(Records from a dataset)
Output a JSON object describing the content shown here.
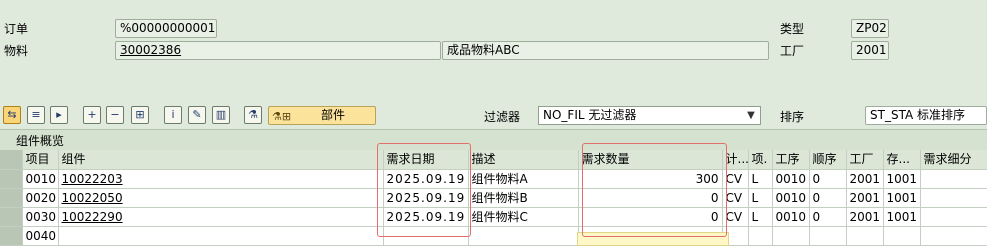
{
  "header": {
    "order_label": "订单",
    "order_value": "%00000000001",
    "material_label": "物料",
    "material_value": "30002386",
    "material_desc": "成品物料ABC",
    "type_label": "类型",
    "type_value": "ZP02",
    "plant_label": "工厂",
    "plant_value": "2001"
  },
  "toolbar": {
    "parts_button": "部件",
    "filter_label": "过滤器",
    "filter_value": "NO_FIL 无过滤器",
    "sort_label": "排序",
    "sort_value": "ST_STA 标准排序"
  },
  "panel": {
    "title": "组件概览"
  },
  "grid": {
    "columns": [
      "项目",
      "组件",
      "需求日期",
      "描述",
      "需求数量",
      "计...",
      "项.",
      "工序",
      "顺序",
      "工厂",
      "存...",
      "需求细分"
    ],
    "rows": [
      [
        "0010",
        "10022203",
        "2025.09.19",
        "组件物料A",
        "300",
        "CV",
        "L",
        "0010",
        "0",
        "2001",
        "1001",
        ""
      ],
      [
        "0020",
        "10022050",
        "2025.09.19",
        "组件物料B",
        "0",
        "CV",
        "L",
        "0010",
        "0",
        "2001",
        "1001",
        ""
      ],
      [
        "0030",
        "10022290",
        "2025.09.19",
        "组件物料C",
        "0",
        "CV",
        "L",
        "0010",
        "0",
        "2001",
        "1001",
        ""
      ]
    ],
    "partial_row_item": "0040"
  },
  "colors": {
    "background": "#dfeadc",
    "highlight_box": "#e07070",
    "button_yellow": "#fbe39b"
  }
}
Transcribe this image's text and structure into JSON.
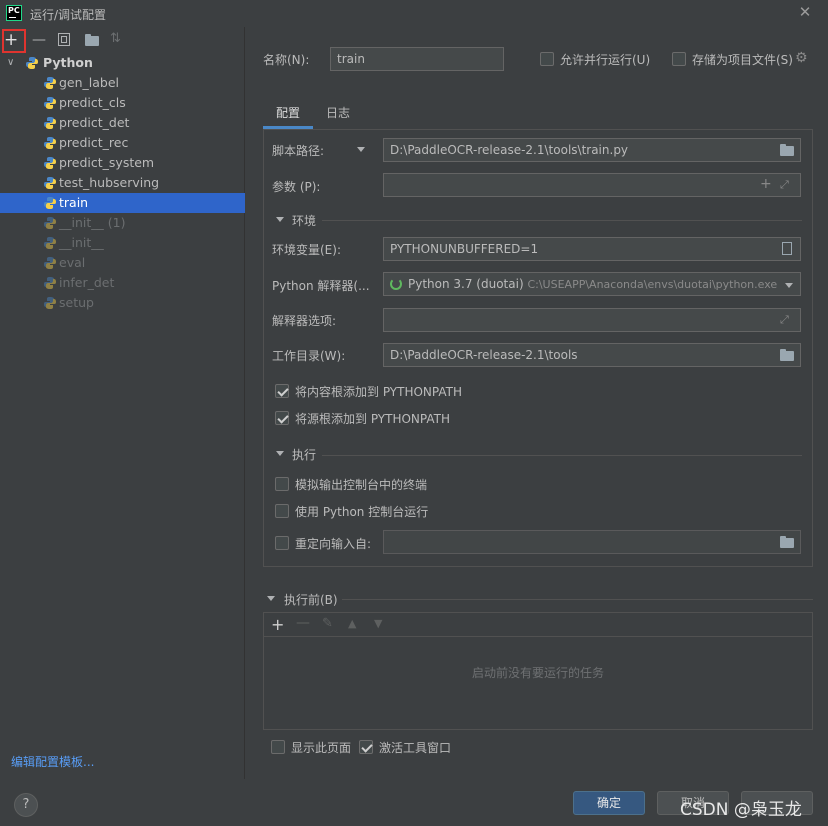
{
  "window": {
    "title": "运行/调试配置",
    "app_icon": "PC"
  },
  "toolbar_left": {
    "add": "+",
    "remove": "—"
  },
  "tree": {
    "root": "Python",
    "items": [
      {
        "label": "gen_label",
        "state": "normal"
      },
      {
        "label": "predict_cls",
        "state": "normal"
      },
      {
        "label": "predict_det",
        "state": "normal"
      },
      {
        "label": "predict_rec",
        "state": "normal"
      },
      {
        "label": "predict_system",
        "state": "normal"
      },
      {
        "label": "test_hubserving",
        "state": "normal"
      },
      {
        "label": "train",
        "state": "selected"
      },
      {
        "label": "__init__ (1)",
        "state": "dim"
      },
      {
        "label": "__init__",
        "state": "dim"
      },
      {
        "label": "eval",
        "state": "dim"
      },
      {
        "label": "infer_det",
        "state": "dim"
      },
      {
        "label": "setup",
        "state": "dim"
      }
    ]
  },
  "edit_template_link": "编辑配置模板...",
  "help": "?",
  "header": {
    "name_label": "名称(N):",
    "name_value": "train",
    "parallel_label": "允许并行运行(U)",
    "store_label": "存储为项目文件(S)"
  },
  "tabs": [
    {
      "label": "配置",
      "active": true
    },
    {
      "label": "日志",
      "active": false
    }
  ],
  "config": {
    "script_label": "脚本路径:",
    "script_value": "D:\\PaddleOCR-release-2.1\\tools\\train.py",
    "params_label": "参数 (P):",
    "params_value": "",
    "env_section": "环境",
    "envvars_label": "环境变量(E):",
    "envvars_value": "PYTHONUNBUFFERED=1",
    "interp_label": "Python 解释器(...",
    "interp_name": "Python 3.7 (duotai)",
    "interp_path": "C:\\USEAPP\\Anaconda\\envs\\duotai\\python.exe",
    "interp_opts_label": "解释器选项:",
    "workdir_label": "工作目录(W):",
    "workdir_value": "D:\\PaddleOCR-release-2.1\\tools",
    "add_content_roots": "将内容根添加到 PYTHONPATH",
    "add_source_roots": "将源根添加到 PYTHONPATH",
    "exec_section": "执行",
    "emulate_terminal": "模拟输出控制台中的终端",
    "python_console": "使用 Python 控制台运行",
    "redirect_input": "重定向输入自:"
  },
  "before_launch": {
    "section": "执行前(B)",
    "empty_text": "启动前没有要运行的任务"
  },
  "footer": {
    "show_page": "显示此页面",
    "activate_tool": "激活工具窗口",
    "ok": "确定",
    "cancel": "取消",
    "apply": ""
  },
  "watermark": "CSDN @枭玉龙",
  "colors": {
    "accent": "#2f65ca",
    "ok_button": "#365880",
    "highlight_border": "#e0342f",
    "link": "#589df6"
  }
}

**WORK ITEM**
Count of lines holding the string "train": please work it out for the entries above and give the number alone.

**SOLUTION FOR THIS TASK**
3